Since the rupture of negotiations between Ssangyong Motors labour and management, the sense of tension inside the paint shop that has served as the site of the strike was clearly on the rise.

The impending police raid was expected and some of the workers were preparing to leave the site, however, an estimated 600 workers pledged stay regardless of the consequences.

The company had ordered its 4,500 employees to be on standby to work on Tuesday.

The company announced that since early Sunday morning, the 42nd day of the strike and the day talks fell apart, a total of 92 unionists have left the site.

The company also turned off electricity to the paint shop on Sunday, after having already suspended food delivery on July 17, and water and gas supplies on July 20.

The paint shop, with its food, water, gas and now electricity suspended was standing in front of a certain storm.

Those who left the company and those that remain, their families, creditors and police, were looking at the place with unease.

Han Sang-gyun, the Ssangyong Motors Korean Metal Workers Union branch head met with unionists at several locations throughout the plant on Monday.

He said the real intention of the company was to kill the union.

At 11:00am orange bags filled with tear gas agents once again began falling from helicopters onto the paint shop from above.

Someone called out, ‘Are we to be treated as weeds that require pesticide?’

Ever since the electricity was shut off, the unionists have used butane gas to cook rice to eat rice balls.

The air conditioning has been shut off too, so the inside of the paint shop is sweltering with a few lit candles placed here and there.

The entire site is full of flammable materials like paint thinner and the safety of the workers is in doubt.

Clashes with the company recommenced.

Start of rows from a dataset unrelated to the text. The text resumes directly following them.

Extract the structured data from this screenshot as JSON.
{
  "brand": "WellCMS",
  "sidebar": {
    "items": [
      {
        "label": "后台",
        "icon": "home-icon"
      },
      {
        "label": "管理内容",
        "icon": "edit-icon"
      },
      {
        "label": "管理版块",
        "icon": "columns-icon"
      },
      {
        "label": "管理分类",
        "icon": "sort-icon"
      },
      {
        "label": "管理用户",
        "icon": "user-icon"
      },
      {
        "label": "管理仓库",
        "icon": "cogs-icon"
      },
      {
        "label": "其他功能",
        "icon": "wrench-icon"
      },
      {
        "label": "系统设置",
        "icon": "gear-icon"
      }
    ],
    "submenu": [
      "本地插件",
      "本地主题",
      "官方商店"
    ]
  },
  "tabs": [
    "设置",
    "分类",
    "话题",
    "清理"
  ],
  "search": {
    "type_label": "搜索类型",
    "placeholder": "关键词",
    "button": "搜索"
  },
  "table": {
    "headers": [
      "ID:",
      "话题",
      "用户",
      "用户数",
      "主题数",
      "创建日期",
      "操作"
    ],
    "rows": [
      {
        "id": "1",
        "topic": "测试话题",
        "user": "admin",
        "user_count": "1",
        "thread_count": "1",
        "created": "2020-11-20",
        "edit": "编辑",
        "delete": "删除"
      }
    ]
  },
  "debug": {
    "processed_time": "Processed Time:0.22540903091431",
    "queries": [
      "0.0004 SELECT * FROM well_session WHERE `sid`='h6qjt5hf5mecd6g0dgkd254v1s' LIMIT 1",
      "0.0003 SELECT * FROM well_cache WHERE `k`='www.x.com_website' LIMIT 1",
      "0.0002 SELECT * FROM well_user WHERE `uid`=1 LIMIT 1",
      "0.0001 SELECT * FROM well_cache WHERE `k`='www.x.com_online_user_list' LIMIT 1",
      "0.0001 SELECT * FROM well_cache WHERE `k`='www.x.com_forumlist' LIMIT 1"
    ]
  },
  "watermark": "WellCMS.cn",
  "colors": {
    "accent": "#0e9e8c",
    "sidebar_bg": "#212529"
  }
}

Unionists fired projectiles using slingshots as company security officers attempted to remove a metal barricade set up by the unionists near the paint shop.

The families of these surviving workers are overcome with concern.

A member of the group, ‘Wives Who Love Ssangyong Motors,’ expressed her frustration.

She said: ‘It seems the union’s determination and the company’s announcement of a breakdown in talks have led us to this, and the order from the company for employees to prepare to enter the factory has made us uneasy.

‘Meanwhile, this asshole administration is just standing by as so many people are struggling. . .’

It seems as though management is saying surrender or starve to death to union members they are regarding as their enemy.